The fact of the matter is that the government of the day lacks the will and the capacity to take clear and feasible decisions. Salala took place six months ago. We are still considering how to move forward to address its fallout. Increasing instability in the country is bound to have its toll.

The US special representative, Marc Grossman, and his team have had a number of meetings with top-notch Pakistanis, civil and military officeholders. Little of any concrete results, however, have come so far.

All that we have been left with is a wishy-washy statement from our Foreign Office spokesperson given at the weekly media briefing last Thursday. Mr Moazzam Ahmad Khan said that another meeting of the Defence Committee of the Cabinet was being held to “review mechanism to implement parliamentary recommendations.” He referred to the meetings with Grossman. He expected that the US would show “more understanding and patience.”

What “more understanding and patience”?

There is little realisation that dithering, dragging of feet and the circus that Pakistani politics has become, have only added to the complexity of the issues involved. With an economy going down by the day, with soaring internal and external debt, and with the law and order in tatters, an indecisive Pakistan is a sitting duck to be hit from right and left.

Political opposition alone can compel the government to see reason and not further jeopardise the country’s interests. It is unfortunate that there is no such united effort to inject sense into the federal ruling elite.

Just imagine a tainted head of state pitted against a determined and ruthless President of the most powerful country in the world and wonder about the days to come.

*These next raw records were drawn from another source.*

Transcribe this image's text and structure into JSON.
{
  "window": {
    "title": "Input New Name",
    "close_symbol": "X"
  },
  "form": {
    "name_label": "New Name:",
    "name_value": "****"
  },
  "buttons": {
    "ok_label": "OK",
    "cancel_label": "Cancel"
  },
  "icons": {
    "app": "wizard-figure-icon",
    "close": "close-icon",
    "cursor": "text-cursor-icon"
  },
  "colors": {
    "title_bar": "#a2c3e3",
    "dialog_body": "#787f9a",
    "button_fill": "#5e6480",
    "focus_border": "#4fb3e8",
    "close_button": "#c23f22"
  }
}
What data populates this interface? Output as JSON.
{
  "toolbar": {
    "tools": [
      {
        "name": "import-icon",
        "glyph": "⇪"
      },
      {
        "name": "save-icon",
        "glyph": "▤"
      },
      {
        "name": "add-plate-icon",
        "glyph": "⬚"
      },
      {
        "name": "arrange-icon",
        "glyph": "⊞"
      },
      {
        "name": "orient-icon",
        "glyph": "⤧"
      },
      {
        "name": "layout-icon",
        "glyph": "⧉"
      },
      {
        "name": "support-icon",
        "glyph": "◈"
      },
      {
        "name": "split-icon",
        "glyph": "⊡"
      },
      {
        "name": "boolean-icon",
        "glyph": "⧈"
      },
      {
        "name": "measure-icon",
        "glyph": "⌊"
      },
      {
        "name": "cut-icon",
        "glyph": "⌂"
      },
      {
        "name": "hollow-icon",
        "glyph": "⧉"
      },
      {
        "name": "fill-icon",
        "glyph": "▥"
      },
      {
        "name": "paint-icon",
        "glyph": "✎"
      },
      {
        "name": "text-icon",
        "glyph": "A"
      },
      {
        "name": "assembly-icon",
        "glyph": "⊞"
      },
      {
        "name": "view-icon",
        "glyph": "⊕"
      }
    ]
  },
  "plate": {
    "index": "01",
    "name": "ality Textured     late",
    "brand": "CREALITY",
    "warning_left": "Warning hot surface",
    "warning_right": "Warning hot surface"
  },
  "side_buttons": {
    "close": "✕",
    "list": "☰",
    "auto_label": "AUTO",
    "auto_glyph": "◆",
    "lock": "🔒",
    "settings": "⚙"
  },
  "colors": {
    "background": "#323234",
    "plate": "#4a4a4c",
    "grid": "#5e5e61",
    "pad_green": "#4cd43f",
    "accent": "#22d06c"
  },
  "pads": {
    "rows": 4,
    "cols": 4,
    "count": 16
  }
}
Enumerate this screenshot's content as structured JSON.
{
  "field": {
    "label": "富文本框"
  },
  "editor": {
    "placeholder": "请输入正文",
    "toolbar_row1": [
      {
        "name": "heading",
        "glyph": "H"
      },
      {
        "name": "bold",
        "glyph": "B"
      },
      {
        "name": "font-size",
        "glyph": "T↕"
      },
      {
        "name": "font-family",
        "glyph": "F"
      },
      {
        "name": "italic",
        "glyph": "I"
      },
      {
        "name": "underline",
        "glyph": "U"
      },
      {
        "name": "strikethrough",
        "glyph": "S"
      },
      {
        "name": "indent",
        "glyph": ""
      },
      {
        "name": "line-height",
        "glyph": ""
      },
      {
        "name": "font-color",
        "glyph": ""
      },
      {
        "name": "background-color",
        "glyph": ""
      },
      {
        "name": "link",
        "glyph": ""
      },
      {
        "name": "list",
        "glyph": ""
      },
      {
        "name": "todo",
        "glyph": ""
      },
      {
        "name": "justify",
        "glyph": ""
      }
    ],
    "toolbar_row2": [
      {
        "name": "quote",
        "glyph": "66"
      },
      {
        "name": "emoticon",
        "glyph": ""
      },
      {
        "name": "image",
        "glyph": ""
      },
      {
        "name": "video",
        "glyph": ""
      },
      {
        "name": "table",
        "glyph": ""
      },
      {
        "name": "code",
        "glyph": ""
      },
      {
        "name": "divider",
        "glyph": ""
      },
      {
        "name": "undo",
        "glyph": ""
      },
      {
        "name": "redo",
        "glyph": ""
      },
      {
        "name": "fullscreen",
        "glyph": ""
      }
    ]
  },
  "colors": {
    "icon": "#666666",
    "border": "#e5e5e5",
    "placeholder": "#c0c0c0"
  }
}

    The writer is an ex-federal secretary and ambassador, and  political and international relations analyst.